Benaim said Tuesday that the two politicians made a big mistake and faced an uncertain political future. "I do not know where you are going from here," he said.
A group representing presidents of tenants' associations from four social housing complexes located near the proposed campus site also issued a statement criticizing the two politicians, both Democrats, after the death of the transaction. "Jimmy Van Bramer and Mike Gianaris were the politicians we came to when we needed help," the statement said. "This time, they did not even talk to us."
Amazon dropped the deal last week, despite recent polls that a majority of New Yorkers supported the planned campus. The decision was made after months of criticism, including at New York City Council hearings, where corporate executives were briefed on closed-door negotiations on tax incentives and their implementation. anti-union attitude. The appointment of Gianaris to a state council influencing tax incentives also fueled Amazon's decision.
The company said Thursday that some politicians "have made it clear that they are opposed to our presence and will not work with us to create the kind of relationships required to move the project forward."
Mr Van Bramer, a two-member board member, said Tuesday that he knew that opposing Amazon could harm his political future. He is appointed for a limited time at his seat on the board in 2021 and is considering running for president of the Borough of Queens.
"There are people who are angry with me, but I knew that to go there, I had my eyes wide open," he said.
Mr. Van Bramer read the polls showing that many people in the Queens area supported the agreement. But he said he spoke to residents, many of whom had mixed feelings. He finally went with his conscience, he said. "At some point, we have to let the political chips fall where they can," he said.
Gianaris, who has been in the state Senate since 2011 and is due to be re-elected in 2020, has not responded to a request for comment. But after the end of the agreement with Amazon, he said: "New York will be fine."

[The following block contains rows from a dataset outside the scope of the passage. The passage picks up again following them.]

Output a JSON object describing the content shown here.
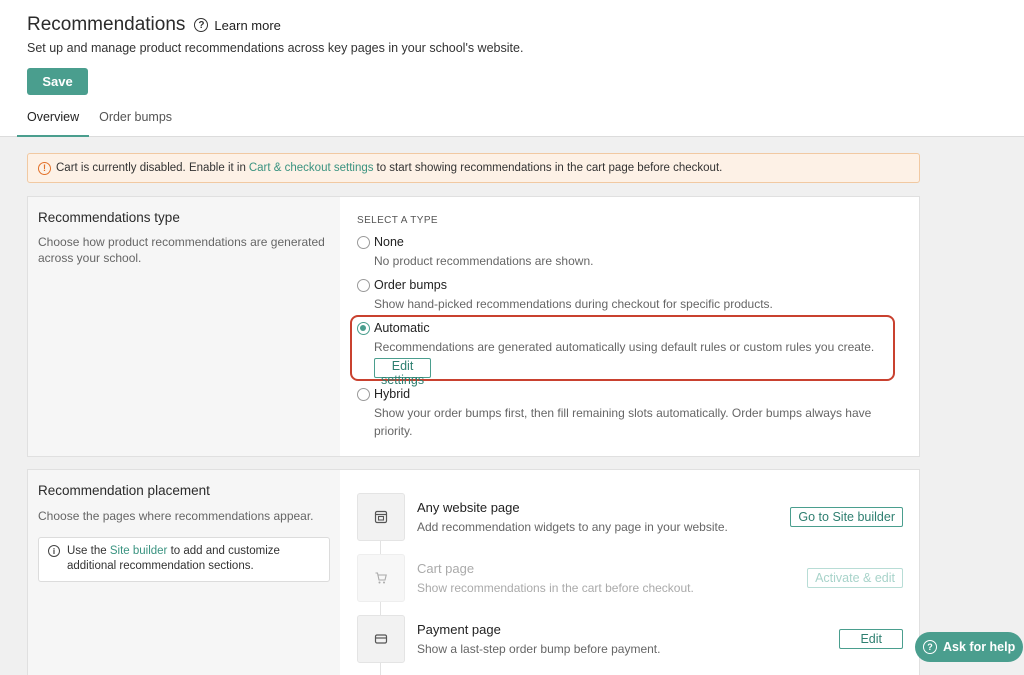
{
  "header": {
    "title": "Recommendations",
    "help_icon": "question-circle-icon",
    "learn_more": "Learn more",
    "subtitle": "Set up and manage product recommendations across key pages in your school's website.",
    "save_label": "Save",
    "tabs": [
      {
        "label": "Overview",
        "active": true
      },
      {
        "label": "Order bumps",
        "active": false
      }
    ]
  },
  "alert": {
    "icon": "alert-circle-icon",
    "text_before": "Cart is currently disabled. Enable it in",
    "link": "Cart & checkout settings",
    "text_after": "to start showing recommendations in the cart page before checkout."
  },
  "type_section": {
    "title": "Recommendations type",
    "description": "Choose how product recommendations are generated across your school.",
    "select_label": "SELECT A TYPE",
    "options": [
      {
        "label": "None",
        "description": "No product recommendations are shown.",
        "selected": false
      },
      {
        "label": "Order bumps",
        "description": "Show hand-picked recommendations during checkout for specific products.",
        "selected": false
      },
      {
        "label": "Automatic",
        "description": "Recommendations are generated automatically using default rules or custom rules you create.",
        "selected": true,
        "action": "Edit settings"
      },
      {
        "label": "Hybrid",
        "description": "Show your order bumps first, then fill remaining slots automatically. Order bumps always have priority.",
        "selected": false
      }
    ]
  },
  "placement_section": {
    "title": "Recommendation placement",
    "description": "Choose the pages where recommendations appear.",
    "info": {
      "icon": "info-circle-icon",
      "text_before": "Use the",
      "link": "Site builder",
      "text_after": "to add and customize additional recommendation sections."
    },
    "pages": [
      {
        "name": "Any website page",
        "description": "Add recommendation widgets to any page in your website.",
        "action": "Go to Site builder",
        "enabled": true,
        "icon": "webpage-icon"
      },
      {
        "name": "Cart page",
        "description": "Show recommendations in the cart before checkout.",
        "action": "Activate & edit",
        "enabled": false,
        "icon": "cart-icon"
      },
      {
        "name": "Payment page",
        "description": "Show a last-step order bump before payment.",
        "action": "Edit",
        "enabled": true,
        "icon": "credit-card-icon"
      }
    ]
  },
  "help_button": {
    "label": "Ask for help",
    "icon": "question-circle-icon"
  },
  "colors": {
    "accent": "#4a9e8e",
    "alert_bg": "#fdf1e6",
    "alert_icon": "#e2712a",
    "highlight_border": "#c9412f"
  }
}
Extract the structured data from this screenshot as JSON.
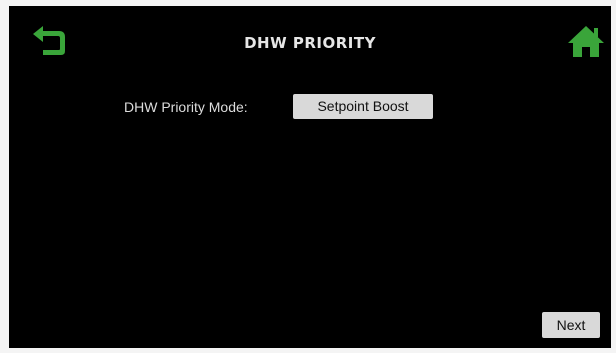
{
  "header": {
    "title": "DHW PRIORITY",
    "back_icon": "back-arrow-icon",
    "home_icon": "home-icon"
  },
  "main": {
    "mode_label": "DHW Priority Mode:",
    "mode_value": "Setpoint Boost"
  },
  "footer": {
    "next_label": "Next"
  },
  "colors": {
    "accent": "#3aa53a",
    "background": "#000000",
    "button": "#d9d9d9"
  }
}
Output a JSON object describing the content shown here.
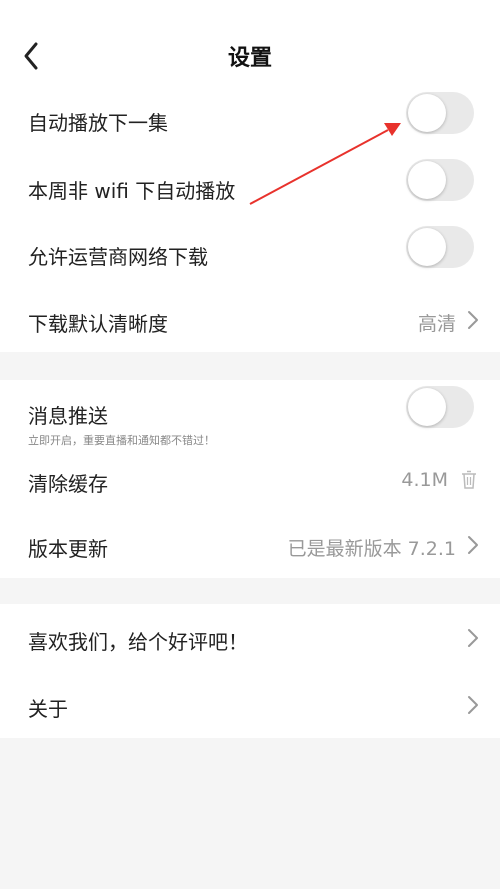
{
  "header": {
    "title": "设置"
  },
  "section1": {
    "autoplay_next": {
      "label": "自动播放下一集",
      "enabled": false
    },
    "weekly_non_wifi_autoplay": {
      "label": "本周非 wifi 下自动播放",
      "enabled": false
    },
    "allow_carrier_download": {
      "label": "允许运营商网络下载",
      "enabled": false
    },
    "download_quality": {
      "label": "下载默认清晰度",
      "value": "高清"
    }
  },
  "section2": {
    "push_notifications": {
      "label": "消息推送",
      "sublabel": "立即开启，重要直播和通知都不错过！",
      "enabled": false
    },
    "clear_cache": {
      "label": "清除缓存",
      "value": "4.1M"
    },
    "version_update": {
      "label": "版本更新",
      "value": "已是最新版本 7.2.1"
    }
  },
  "section3": {
    "rate_us": {
      "label": "喜欢我们，给个好评吧！"
    },
    "about": {
      "label": "关于"
    }
  },
  "colors": {
    "toggle_off": "#e9e9e9",
    "annotation_arrow": "#e8322c",
    "background": "#f5f5f5"
  }
}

Justin Potter, a 39-year-old resident of Long Island City, said he created the DefeatGianaris.com website on Thursday, hours after the announcement made by Amazon. He said the agreement was not perfect, but considered it a "great opportunity" for Long Island City.
"I had the impression that Gianaris did not represent the interests of a majority of its constituents, but the most strident demands," said Mr. Potter.
The organizers who fought the agreement said that they represented the views of the community. They claimed to have spoken with residents when approaching the project. "It's thanks to the work of community organizers that some politicians have responded in the same way," said David Lee, a resident of Elmhurst and field organizer for the Queens Democratic Socialists of America.
Bree Chambers, 40, also a resident of Long Island City, said the arrival of Amazon was a benefit that would improve infrastructure and schools. She and other parents met with representatives from Amazon and discussed building a high school in Long Island City and building the capacity of existing schools. While she was angry at Amazon for leaving, she widely blamed elected officials who opposed the deal, she said.
"If you represent a district, you must at least recognize different voices," she said.
Write to Katie Honan at [email protected]